Category: Business Succession

Houston Business Planning Lawyer: What Happens to Your Sole Proprietorship When You Die?

Sole proprietorships are a common type of business. For sole proprietorships, the business owner and the business are the same legal entity. The business owner of a sole proprietorship is personally responsible for any debts the business incurs. However, unlike a corporation, the sole proprietorship belongs to one person and is legally a business indistinct from that one person. Once the sole proprietor dies, the business does too, creating estate planning problems.

Problem: The business’s assets go into your estate. Your business is legally no different from you, even if you have a tax ID, even if your business has a storefront, employees, and assets that are clearly not personal, like manufacturing equipment. If you die with or without a will, the assets that you use in your business could go into Harris County probate for weeks, months, or years.

Problem: Your business creditors can go after any part of your estate. If you owe money to any entity, they will get first crack at your estate. Say you have a bad year. You are $30,000 in debt, and your business doesn’t have enough assets to cover the costs. If you die with this debt, almost anything in your estate may be liquidated to cover business debts, including your house if you are single.

Problem: If my heirs run the business, they may run into legal problems. Your heirs of your estate might be vulnerable to lawsuits if they try to wind down the business themselves. In Texas, your business dies with you, and there may be legal problems if your heirs run the business as if you had not died.

Solution: Create a trust to wind down the business. A Houston will lawyer can help you create a trust for your sole proprietorship so that upon your death, the trust gets the assets, and the administrator of the trust can wind down your business and have any remaining assets go to your estate. This may or not be available, depending on the type of business, so check with a Houston estate lawyer first.

Solution: Create a buy-sell agreement affective upon your death. In Texas, you may be able to create a buy-sell agreement with someone, like your adult children, to go into effect upon your death. Your estate lawyer can help you create this agreement. Essentially, you sell your business to someone, but you continue to run it in good faith. When you die, the sale is complete. They can stay in business, or they can shutter it.

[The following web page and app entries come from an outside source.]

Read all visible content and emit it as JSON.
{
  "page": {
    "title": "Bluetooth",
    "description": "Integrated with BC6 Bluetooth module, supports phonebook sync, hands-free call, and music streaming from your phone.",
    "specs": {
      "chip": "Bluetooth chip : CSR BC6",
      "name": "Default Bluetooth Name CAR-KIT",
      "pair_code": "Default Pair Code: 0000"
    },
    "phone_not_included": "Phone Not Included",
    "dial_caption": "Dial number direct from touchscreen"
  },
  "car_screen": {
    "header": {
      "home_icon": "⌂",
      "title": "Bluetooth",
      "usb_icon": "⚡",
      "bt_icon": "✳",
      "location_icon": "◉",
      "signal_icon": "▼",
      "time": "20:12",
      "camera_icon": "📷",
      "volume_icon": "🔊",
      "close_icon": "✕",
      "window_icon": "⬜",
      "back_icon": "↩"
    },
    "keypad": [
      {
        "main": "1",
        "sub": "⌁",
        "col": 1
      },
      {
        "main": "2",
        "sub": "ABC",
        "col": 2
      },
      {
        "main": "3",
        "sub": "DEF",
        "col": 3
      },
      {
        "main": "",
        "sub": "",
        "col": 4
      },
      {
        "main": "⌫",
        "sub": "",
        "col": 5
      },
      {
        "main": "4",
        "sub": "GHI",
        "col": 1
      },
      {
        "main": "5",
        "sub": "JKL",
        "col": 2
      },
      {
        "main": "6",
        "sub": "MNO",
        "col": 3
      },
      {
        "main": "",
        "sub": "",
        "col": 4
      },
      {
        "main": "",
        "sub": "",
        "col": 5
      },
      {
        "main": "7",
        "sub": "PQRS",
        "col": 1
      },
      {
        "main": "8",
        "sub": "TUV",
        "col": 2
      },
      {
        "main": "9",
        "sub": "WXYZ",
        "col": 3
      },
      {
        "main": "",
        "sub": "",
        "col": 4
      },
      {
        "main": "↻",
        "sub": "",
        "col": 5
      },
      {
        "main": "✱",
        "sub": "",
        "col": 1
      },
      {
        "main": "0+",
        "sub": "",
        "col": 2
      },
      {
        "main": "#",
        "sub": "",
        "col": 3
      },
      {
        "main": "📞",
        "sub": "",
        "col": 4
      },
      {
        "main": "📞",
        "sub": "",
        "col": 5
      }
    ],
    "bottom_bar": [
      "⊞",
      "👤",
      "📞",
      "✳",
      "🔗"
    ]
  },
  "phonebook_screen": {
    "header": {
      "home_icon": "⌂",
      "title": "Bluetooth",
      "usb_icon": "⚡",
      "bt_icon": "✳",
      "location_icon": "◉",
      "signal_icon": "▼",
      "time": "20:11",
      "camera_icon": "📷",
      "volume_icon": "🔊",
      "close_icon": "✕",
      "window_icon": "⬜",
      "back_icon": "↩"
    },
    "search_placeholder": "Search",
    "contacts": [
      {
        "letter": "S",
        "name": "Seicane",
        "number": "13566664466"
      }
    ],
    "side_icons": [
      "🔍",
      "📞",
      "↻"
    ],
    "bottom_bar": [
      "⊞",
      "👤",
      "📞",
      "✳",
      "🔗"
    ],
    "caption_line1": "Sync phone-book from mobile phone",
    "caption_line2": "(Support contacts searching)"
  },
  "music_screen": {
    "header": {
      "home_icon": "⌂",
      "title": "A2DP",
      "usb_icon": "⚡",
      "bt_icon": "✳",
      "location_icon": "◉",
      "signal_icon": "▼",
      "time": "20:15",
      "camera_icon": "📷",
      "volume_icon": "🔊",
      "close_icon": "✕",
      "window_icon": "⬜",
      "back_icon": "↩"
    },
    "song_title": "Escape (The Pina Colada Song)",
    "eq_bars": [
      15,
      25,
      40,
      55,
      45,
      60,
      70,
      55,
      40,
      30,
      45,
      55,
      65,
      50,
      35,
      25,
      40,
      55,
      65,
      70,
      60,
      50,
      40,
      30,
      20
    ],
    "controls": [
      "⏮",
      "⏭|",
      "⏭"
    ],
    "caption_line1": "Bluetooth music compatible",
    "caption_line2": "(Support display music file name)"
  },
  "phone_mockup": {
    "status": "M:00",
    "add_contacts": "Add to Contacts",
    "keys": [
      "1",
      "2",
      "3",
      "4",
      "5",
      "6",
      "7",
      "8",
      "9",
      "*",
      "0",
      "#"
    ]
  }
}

Solution: Incorporate your business and will your shares to your heirs. A sure way to make sure your heirs get your business without losing an inheritance from your personal estate is to incorporate before you die. This makes your business a distinct legal entity, and you can own some or all the interest in the corporation. Your Houston estate lawyer can draft your will so you portion the corporation amongst your heirs as you see fit.

If you have questions about how to best plan for the eventual succession of your business, feel free to contact our Houston estate attorneys to schedule a consultation.

 

Don’t Use Your Will for Business Succession

A recent article from NJ 101.5, “Should you leave a business in your will?,” asks whether using a will for business succession may have estate tax consequences. That tax might have been substantially reduced or eliminated with good estate planning by parents who want to transfer a business to their children or other relatives. 8-3-2016

The federal estate tax exemption is $5.45 million per person this year, plus any state exemption amount. That means if the business is generating some decent revenue, there’s a good possibility that estate taxes could hit after the parents are gone.

Just a third of all family businesses make a successful transition to the second generation because many issues can create obstacles. For instance, the interest of one family member may be different than other family members.

As part of this process, you should identify the successors, the active and non-active roles for each family member, and the additional support from family members needed by the successors.

Small family-owned businesses frequently will transfer shares of the business during the owners’ lifetime to address transfer tax consequences. These transfers can be structured so that the owners will keep control during their lifetime.

Parents, speak with a qualified estate planning attorney to assist with wise succession planning. That way you can decide the most effective way to transfer your business without incurring unnecessary transfer taxes.

Reference: NJ 101.5 (June 15, 2016) “Should you leave a business in your will?